Pick fresh batteries! The "alkaline battery" should last long time, Duracell battery are "10 years" shelf life now, which means expired "2022", I won't buy expiration under "2018" alkaline batteries. But "Heavy duty battery" have much shorter shelf life, normally 3 years, anyway, not smart buy for "Heavy duty"


linningguo


quality posts: 0 Private Messages linningguo
bakerb316 wrote:Bought some of these from a discount store a while ago. Expiration date in 2014 - 2015 range (if I remember correctly). Thought that some of them were dead because they "didn't work" in my kids toys. Checked them with a battery checker and they were actually reverse polarized (positive where the negative was supposed to be and vice verse)! Buyer beware!



That's strange! Battery can't be reverse polarized, the top with cap is all way positive and bottom is negative, except 9V, have both positive and negative on top, never saw batteries like what you describe

aquaholik8


quality posts: 0 Private Messages aquaholik8

I agree, the last time I ordered 3 sets of batteries for my xbox, computer mouse and keyboard and they don't last long at all. I wish they did because it is a good deal for the amount of batteries that you receive.

zolof


quality posts: 0 Private Messages zolof

i tried to order batteies the last time . six months now and no batteries!! what up wit dat?

ROGETRAY


quality posts: 158 Private Messages ROGETRAY

Staff

zolof wrote:i tried to order batteies the last time . six months now and no batteries!! what up wit dat?



Have you reached us at support@woot.com? We can help resolve the issue if you haven't received your order yet.

Sincerely,
Woot Staff

D300


quality posts: 1 Private Messages D300

The Sanyo Eneloop batteries are great you can buy 8 to 12 of them for the cost of this deal//7 to 17$, I have some that are 5 years old, I use them in my Nikon SB 800s and this is a demanding job for them. Search Thomas + Sanyo Eneloop batteries, you will not regret it and you will do the environment a favor.
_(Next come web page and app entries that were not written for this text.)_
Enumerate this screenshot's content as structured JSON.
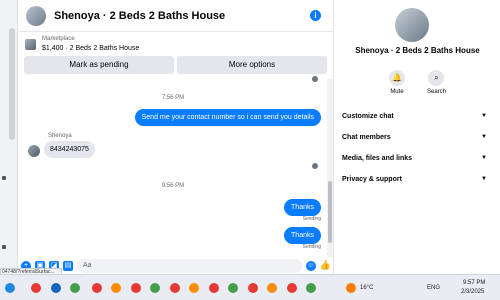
{
  "chat": {
    "title": "Shenoya · 2 Beds 2 Baths House",
    "marketplace_label": "Marketplace",
    "listing": "$1,400 · 2 Beds 2 Baths House",
    "mark_pending_label": "Mark as pending",
    "more_options_label": "More options",
    "composer_placeholder": "Aa"
  },
  "messages": [
    {
      "type": "timestamp",
      "text": "7:56 PM"
    },
    {
      "type": "outgoing",
      "text": "Send me your contact number so i can send you details"
    },
    {
      "type": "incoming",
      "sender": "Shenoya",
      "text": "8434243075"
    },
    {
      "type": "timestamp",
      "text": "9:56 PM"
    },
    {
      "type": "outgoing",
      "text": "Thanks",
      "status": "Sending"
    },
    {
      "type": "outgoing",
      "text": "Thanks",
      "status": "Sending"
    }
  ],
  "url_fragment": "04748/?referralSurfac...",
  "panel": {
    "title": "Shenoya · 2 Beds 2 Baths House",
    "mute_label": "Mute",
    "search_label": "Search",
    "sections": [
      "Customize chat",
      "Chat members",
      "Media, files and links",
      "Privacy & support"
    ]
  },
  "taskbar": {
    "temperature": "16°C",
    "language": "ENG",
    "time": "9:57 PM",
    "date": "2/3/2025"
  },
  "colors": {
    "accent": "#0a7cff",
    "bubble_in": "#e4e6eb",
    "muted_text": "#65676b"
  },
  "icons": [
    "info-icon",
    "bell-icon",
    "search-icon",
    "chevron-down-icon",
    "plus-icon",
    "image-icon",
    "sticker-icon",
    "gif-icon",
    "emoji-icon",
    "thumbs-up-icon"
  ]
}
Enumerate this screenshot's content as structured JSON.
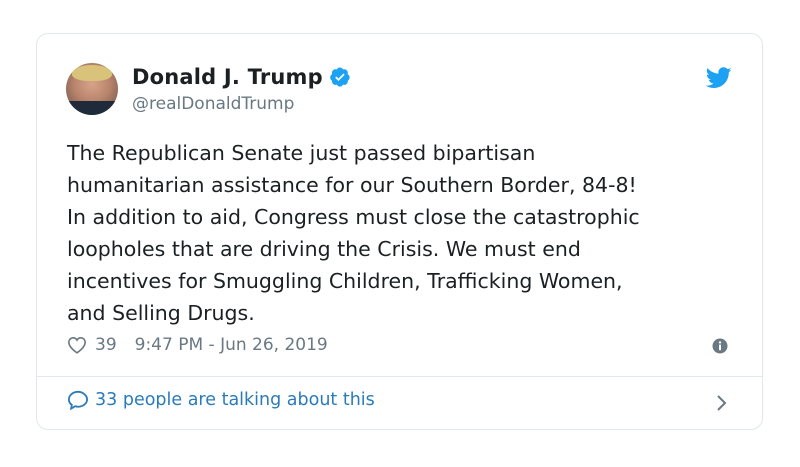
{
  "tweet": {
    "author_name": "Donald J. Trump",
    "author_handle": "@realDonaldTrump",
    "text": "The Republican Senate just passed bipartisan\nhumanitarian assistance for our Southern Border, 84-8!\nIn addition to aid, Congress must close the catastrophic\nloopholes that are driving the Crisis. We must end\nincentives for Smuggling Children, Trafficking Women,\nand Selling Drugs.",
    "likes": "39",
    "timestamp": "9:47 PM - Jun 26, 2019",
    "talking_text": "33 people are talking about this"
  },
  "icons": {
    "verified": "verified-badge-icon",
    "bird": "twitter-bird-icon",
    "heart": "heart-icon",
    "info": "info-icon",
    "bubble": "speech-bubble-icon",
    "chevron": "chevron-right-icon"
  },
  "colors": {
    "accent": "#1da1f2",
    "link": "#2b7bb9",
    "muted": "#697882",
    "text": "#1c2022",
    "border": "#e1e8ed"
  }
}
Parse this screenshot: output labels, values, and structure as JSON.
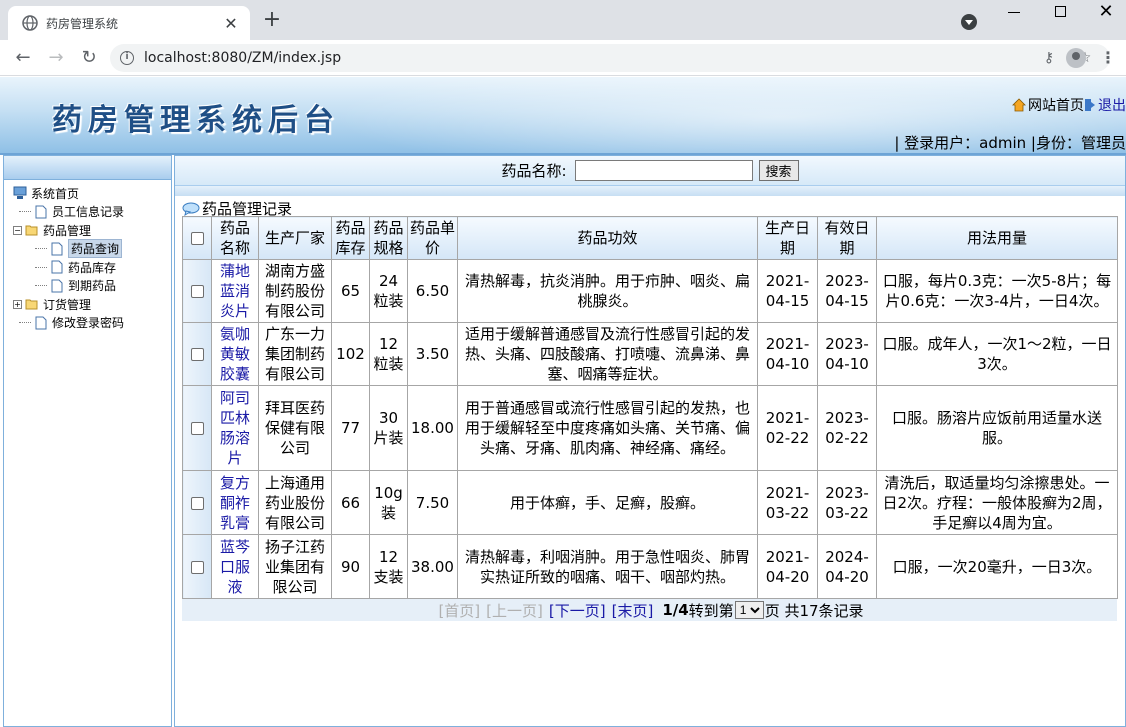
{
  "browser": {
    "tab_title": "药房管理系统",
    "url": "localhost:8080/ZM/index.jsp"
  },
  "header": {
    "title": "药房管理系统后台",
    "home_link": "网站首页",
    "logout_link": "退出",
    "user_line": "| 登录用户：admin    |身份：管理员"
  },
  "sidebar": {
    "items": [
      {
        "label": "系统首页",
        "level": 0,
        "type": "root"
      },
      {
        "label": "员工信息记录",
        "level": 1,
        "type": "leaf"
      },
      {
        "label": "药品管理",
        "level": 0,
        "type": "folder-open"
      },
      {
        "label": "药品查询",
        "level": 1,
        "type": "leaf",
        "selected": true
      },
      {
        "label": "药品库存",
        "level": 1,
        "type": "leaf"
      },
      {
        "label": "到期药品",
        "level": 1,
        "type": "leaf"
      },
      {
        "label": "订货管理",
        "level": 0,
        "type": "folder"
      },
      {
        "label": "修改登录密码",
        "level": 1,
        "type": "leaf"
      }
    ]
  },
  "search": {
    "label": "药品名称:",
    "value": "",
    "button": "搜索"
  },
  "section_title": "药品管理记录",
  "table": {
    "headers": [
      "药品名称",
      "生产厂家",
      "药品库存",
      "药品规格",
      "药品单价",
      "药品功效",
      "生产日期",
      "有效日期",
      "用法用量"
    ],
    "rows": [
      {
        "name": "蒲地蓝消炎片",
        "maker": "湖南方盛制药股份有限公司",
        "stock": "65",
        "spec": "24粒装",
        "price": "6.50",
        "effect": "清热解毒，抗炎消肿。用于疖肿、咽炎、扁桃腺炎。",
        "made": "2021-04-15",
        "expire": "2023-04-15",
        "usage": "口服，每片0.3克：一次5-8片；每片0.6克：一次3-4片，一日4次。"
      },
      {
        "name": "氨咖黄敏胶囊",
        "maker": "广东一力集团制药有限公司",
        "stock": "102",
        "spec": "12粒装",
        "price": "3.50",
        "effect": "适用于缓解普通感冒及流行性感冒引起的发热、头痛、四肢酸痛、打喷嚏、流鼻涕、鼻塞、咽痛等症状。",
        "made": "2021-04-10",
        "expire": "2023-04-10",
        "usage": "口服。成年人，一次1～2粒，一日3次。"
      },
      {
        "name": "阿司匹林肠溶片",
        "maker": "拜耳医药保健有限公司",
        "stock": "77",
        "spec": "30片装",
        "price": "18.00",
        "effect": "用于普通感冒或流行性感冒引起的发热，也用于缓解轻至中度疼痛如头痛、关节痛、偏头痛、牙痛、肌肉痛、神经痛、痛经。",
        "made": "2021-02-22",
        "expire": "2023-02-22",
        "usage": "口服。肠溶片应饭前用适量水送服。"
      },
      {
        "name": "复方酮祚乳膏",
        "maker": "上海通用药业股份有限公司",
        "stock": "66",
        "spec": "10g装",
        "price": "7.50",
        "effect": "用于体癣，手、足癣，股癣。",
        "made": "2021-03-22",
        "expire": "2023-03-22",
        "usage": "清洗后，取适量均匀涂擦患处。一日2次。疗程：一般体股癣为2周，手足癣以4周为宜。"
      },
      {
        "name": "蓝芩口服液",
        "maker": "扬子江药业集团有限公司",
        "stock": "90",
        "spec": "12支装",
        "price": "38.00",
        "effect": "清热解毒，利咽消肿。用于急性咽炎、肺胃实热证所致的咽痛、咽干、咽部灼热。",
        "made": "2021-04-20",
        "expire": "2024-04-20",
        "usage": "口服，一次20毫升，一日3次。"
      }
    ]
  },
  "pager": {
    "first": "[首页]",
    "prev": "[上一页]",
    "next": "[下一页]",
    "last": "[末页]",
    "current": "1/4",
    "goto_prefix": "转到第",
    "goto_value": "1",
    "goto_suffix": "页 共17条记录"
  }
}
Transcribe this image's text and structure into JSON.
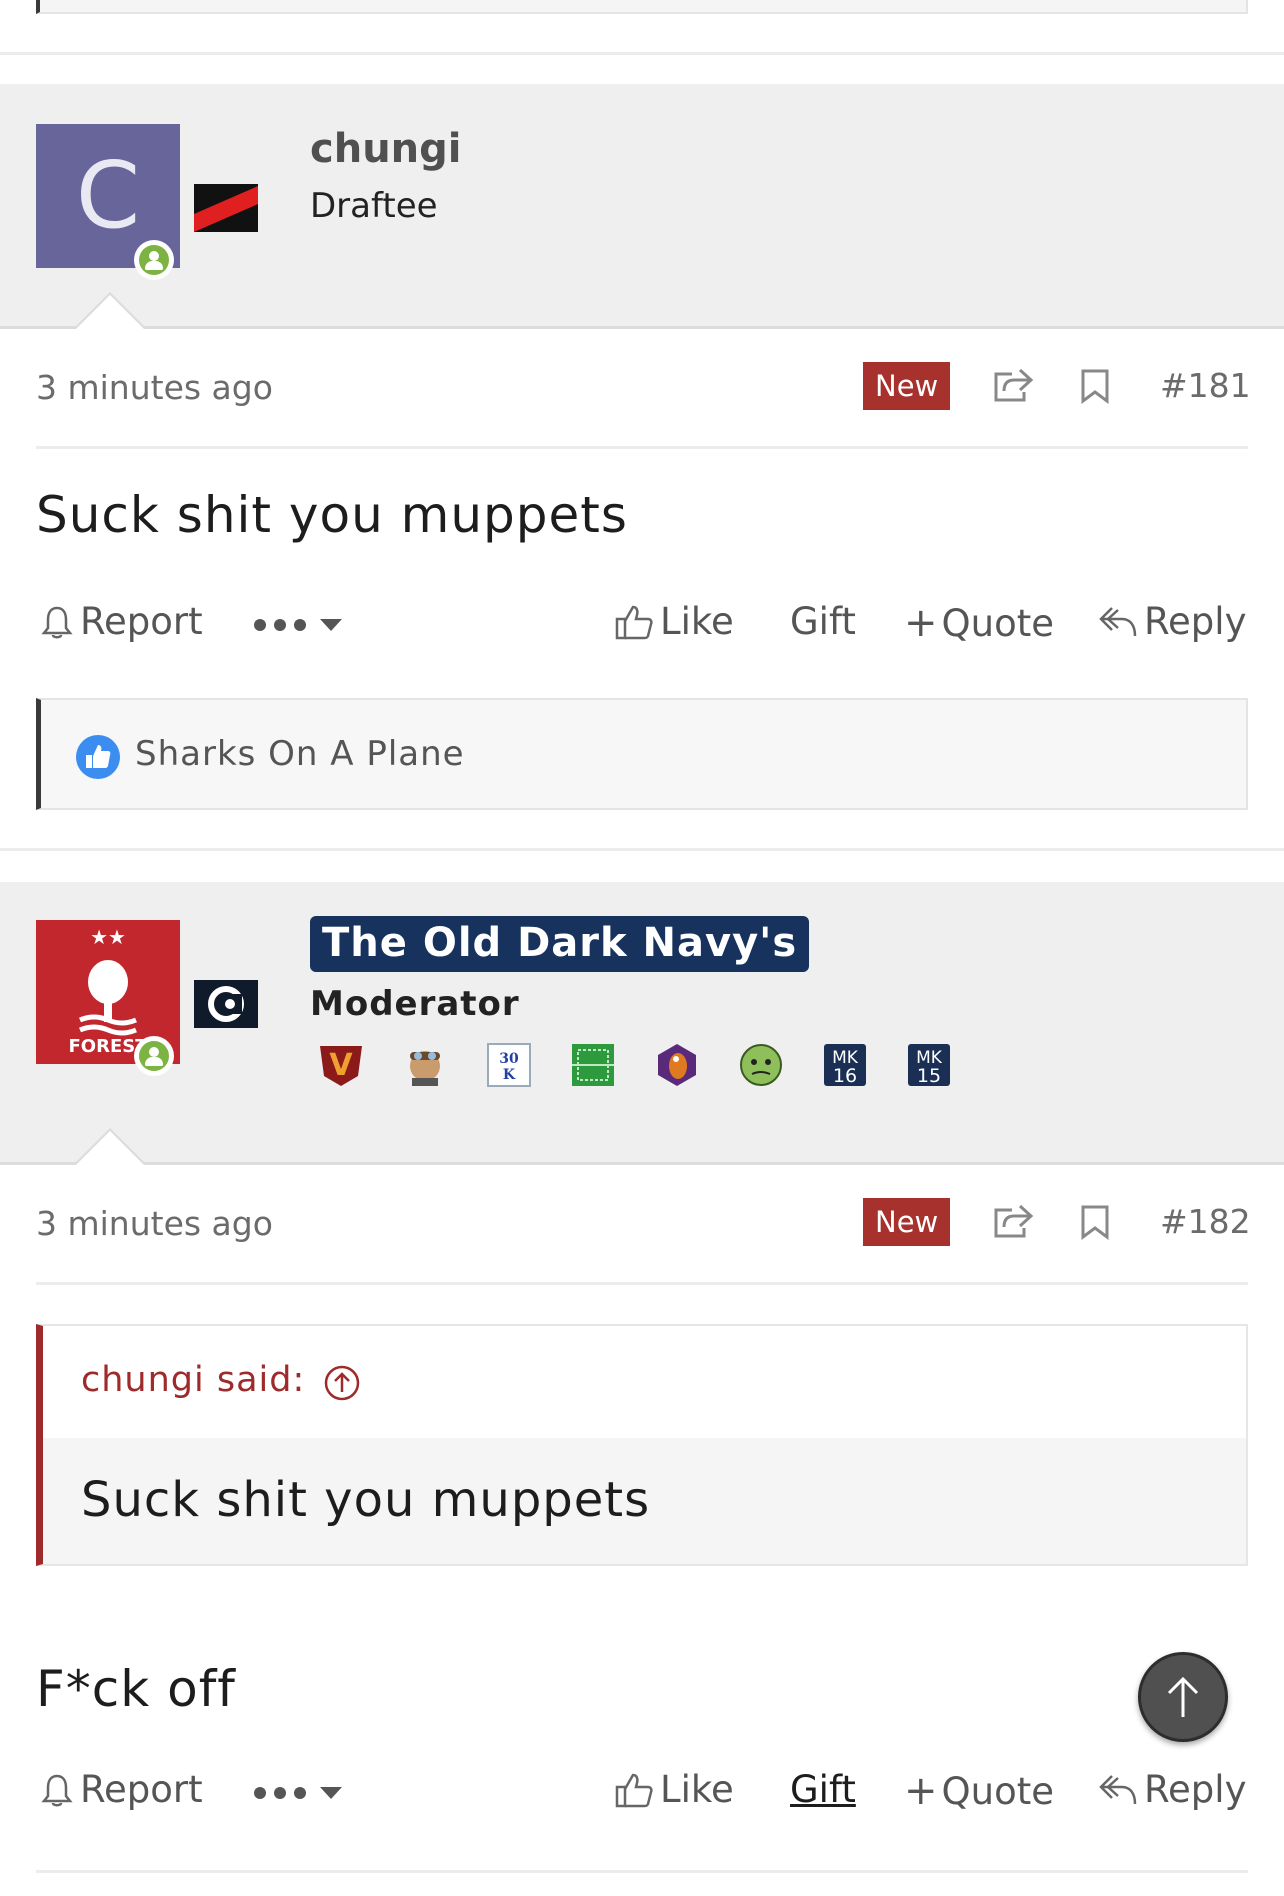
{
  "posts": [
    {
      "username": "chungi",
      "user_title": "Draftee",
      "avatar_letter": "C",
      "time": "3 minutes ago",
      "badge": "New",
      "post_number": "#181",
      "content": "Suck shit you muppets",
      "reactions_label": "Sharks On A Plane"
    },
    {
      "username": "The Old Dark Navy's",
      "user_title": "Moderator",
      "avatar_text": "FOREST",
      "time": "3 minutes ago",
      "badge": "New",
      "post_number": "#182",
      "quote_author": "chungi said:",
      "quote_content": "Suck shit you muppets",
      "content": "F*ck off",
      "award_labels": [
        "V",
        "30 K",
        "MK 16",
        "MK 15"
      ]
    }
  ],
  "actions": {
    "report": "Report",
    "like": "Like",
    "gift": "Gift",
    "quote": "Quote",
    "reply": "Reply"
  },
  "colors": {
    "avatar_c": "#67659a",
    "forest_red": "#c1272d",
    "new_badge": "#a7312d",
    "mod_banner": "#17325c",
    "online": "#7cb342",
    "quote_border": "#9e2a2b"
  }
}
tonyzany23


quality posts: 0 Private Messages tonyzany23

Well, Amazon has three ratings on these AC Delco batteries that are 5 out of 5 stars and one review that gives them 3.5 stars! The description on these say they will last in storage till 2018! I've read about these brand on many websites that give them high praise for the price! As for any dollar store batteries I've ever boughten are usually old stock! Also it would be nice if people would give a review based on the brand offered, the battery size, and keep there social comments for Facebook!